Records from a data collection -
/---

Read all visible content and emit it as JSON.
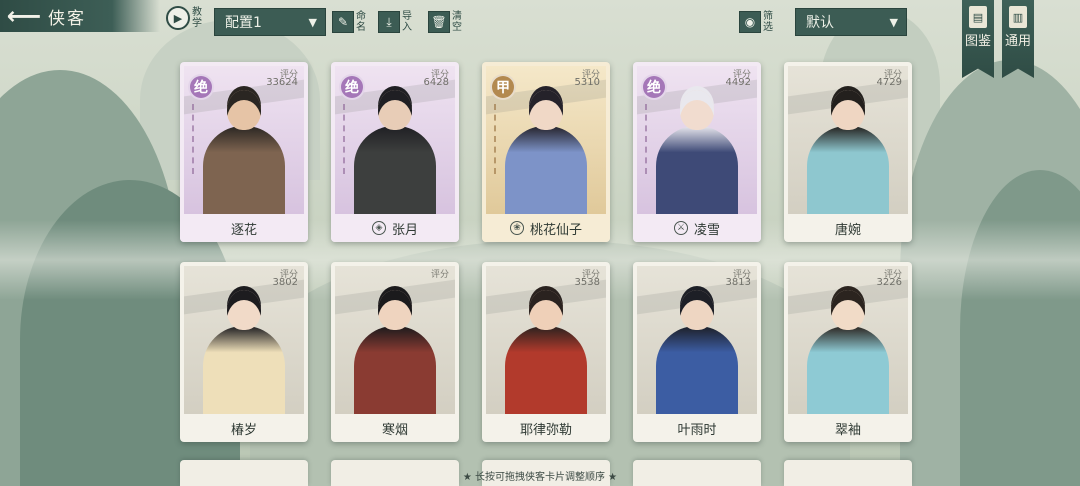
{
  "header": {
    "back_icon": "back-arrow-icon",
    "title": "侠客",
    "tutorial_label": "教学",
    "config_selected": "配置1",
    "rename_label": "命名",
    "import_label": "导入",
    "clear_label": "清空",
    "filter_label": "筛选",
    "sort_selected": "默认",
    "codex_label": "图鉴",
    "general_label": "通用"
  },
  "score_label": "评分",
  "cards": [
    {
      "name": "逐花",
      "score": "33624",
      "rarity": "绝",
      "tier": "purple",
      "badge": "",
      "hair": "#2a2622",
      "skin": "#e6c4a6",
      "cloth": "#7e6450"
    },
    {
      "name": "张月",
      "score": "6428",
      "rarity": "绝",
      "tier": "purple",
      "badge": "shield-icon",
      "hair": "#1f1f23",
      "skin": "#e8cdb7",
      "cloth": "#3d3f3e"
    },
    {
      "name": "桃花仙子",
      "score": "5310",
      "rarity": "甲",
      "tier": "gold",
      "badge": "lotus-icon",
      "hair": "#25222a",
      "skin": "#f0d8c6",
      "cloth": "#7d93c8"
    },
    {
      "name": "凌雪",
      "score": "4492",
      "rarity": "绝",
      "tier": "purple",
      "badge": "sword-icon",
      "hair": "#e9e8ee",
      "skin": "#f1dccf",
      "cloth": "#3e4a77"
    },
    {
      "name": "唐婉",
      "score": "4729",
      "rarity": "",
      "tier": "plain",
      "badge": "",
      "hair": "#23201d",
      "skin": "#efd6c2",
      "cloth": "#8ec7cf"
    },
    {
      "name": "椿岁",
      "score": "3802",
      "rarity": "",
      "tier": "plain",
      "badge": "",
      "hair": "#1d1c1f",
      "skin": "#f1dac8",
      "cloth": "#eedfb9"
    },
    {
      "name": "寒烟",
      "score": "",
      "rarity": "",
      "tier": "plain",
      "badge": "",
      "hair": "#1b1a1c",
      "skin": "#efd4bf",
      "cloth": "#8a3b32"
    },
    {
      "name": "耶律弥勒",
      "score": "3538",
      "rarity": "",
      "tier": "plain",
      "badge": "",
      "hair": "#2a221f",
      "skin": "#efd0b8",
      "cloth": "#b23a2c"
    },
    {
      "name": "叶雨时",
      "score": "3813",
      "rarity": "",
      "tier": "plain",
      "badge": "",
      "hair": "#1d1f26",
      "skin": "#eed6c2",
      "cloth": "#3c5da3"
    },
    {
      "name": "翠袖",
      "score": "3226",
      "rarity": "",
      "tier": "plain",
      "badge": "",
      "hair": "#2b241f",
      "skin": "#f1dbc7",
      "cloth": "#8ecad4"
    }
  ],
  "hint": "★ 长按可拖拽侠客卡片调整顺序 ★"
}
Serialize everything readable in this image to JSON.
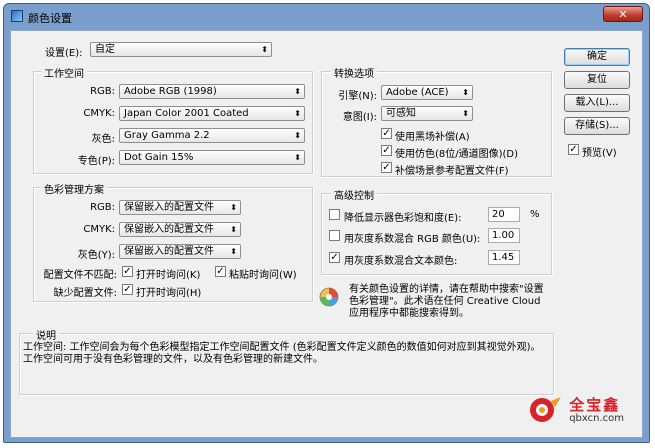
{
  "window": {
    "title": "颜色设置",
    "close_label": "✕"
  },
  "settings": {
    "label": "设置(E):",
    "value": "自定"
  },
  "working_spaces": {
    "title": "工作空间",
    "rgb": {
      "label": "RGB:",
      "value": "Adobe RGB (1998)"
    },
    "cmyk": {
      "label": "CMYK:",
      "value": "Japan Color 2001 Coated"
    },
    "gray": {
      "label": "灰色:",
      "value": "Gray Gamma 2.2"
    },
    "spot": {
      "label": "专色(P):",
      "value": "Dot Gain 15%"
    }
  },
  "color_management": {
    "title": "色彩管理方案",
    "rgb": {
      "label": "RGB:",
      "value": "保留嵌入的配置文件"
    },
    "cmyk": {
      "label": "CMYK:",
      "value": "保留嵌入的配置文件"
    },
    "gray": {
      "label": "灰色(Y):",
      "value": "保留嵌入的配置文件"
    },
    "mismatch": {
      "label": "配置文件不匹配:",
      "ask_open": "打开时询问(K)",
      "ask_paste": "粘贴时询问(W)"
    },
    "missing": {
      "label": "缺少配置文件:",
      "ask_open": "打开时询问(H)"
    }
  },
  "conversion": {
    "title": "转换选项",
    "engine": {
      "label": "引擎(N):",
      "value": "Adobe (ACE)"
    },
    "intent": {
      "label": "意图(I):",
      "value": "可感知"
    },
    "bpc": "使用黑场补偿(A)",
    "dither": "使用仿色(8位/通道图像)(D)",
    "scene": "补偿场景参考配置文件(F)"
  },
  "advanced": {
    "title": "高级控制",
    "desaturate": {
      "label": "降低显示器色彩饱和度(E):",
      "value": "20",
      "unit": "%"
    },
    "blend_rgb": {
      "label": "用灰度系数混合 RGB 颜色(U):",
      "value": "1.00"
    },
    "blend_text": {
      "label": "用灰度系数混合文本颜色:",
      "value": "1.45"
    }
  },
  "info_text": "有关颜色设置的详情，请在帮助中搜索\"设置色彩管理\"。此术语在任何 Creative Cloud 应用程序中都能搜索得到。",
  "buttons": {
    "ok": "确定",
    "reset": "复位",
    "load": "载入(L)...",
    "save": "存储(S)...",
    "preview": "预览(V)"
  },
  "description": {
    "title": "说明",
    "text": "工作空间: 工作空间会为每个色彩模型指定工作空间配置文件 (色彩配置文件定义颜色的数值如何对应到其视觉外观)。工作空间可用于没有色彩管理的文件，以及有色彩管理的新建文件。"
  },
  "watermark": {
    "name": "全宝鑫",
    "url": "qbxcn.com"
  },
  "checkmark": "✓",
  "arrow": "⬍",
  "colors": {
    "title_bar": "#7a9fcd",
    "close_red": "#c0392b",
    "dialog_bg": "#f0f0f0",
    "watermark_red": "#d9232a"
  }
}
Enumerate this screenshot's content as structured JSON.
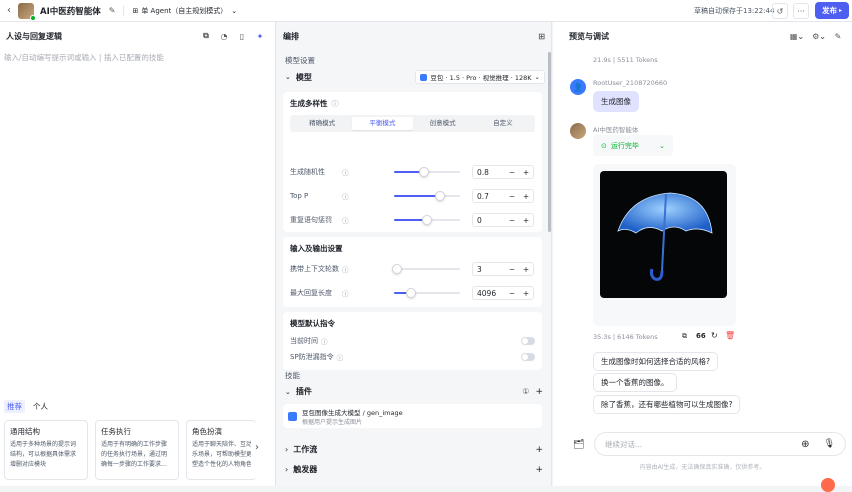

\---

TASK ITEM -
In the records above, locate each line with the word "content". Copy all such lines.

ANSWER TO THIS PROBLEM -
Read all visible content and emit it as JSON.
Enumerate this screenshot's content as structured JSON.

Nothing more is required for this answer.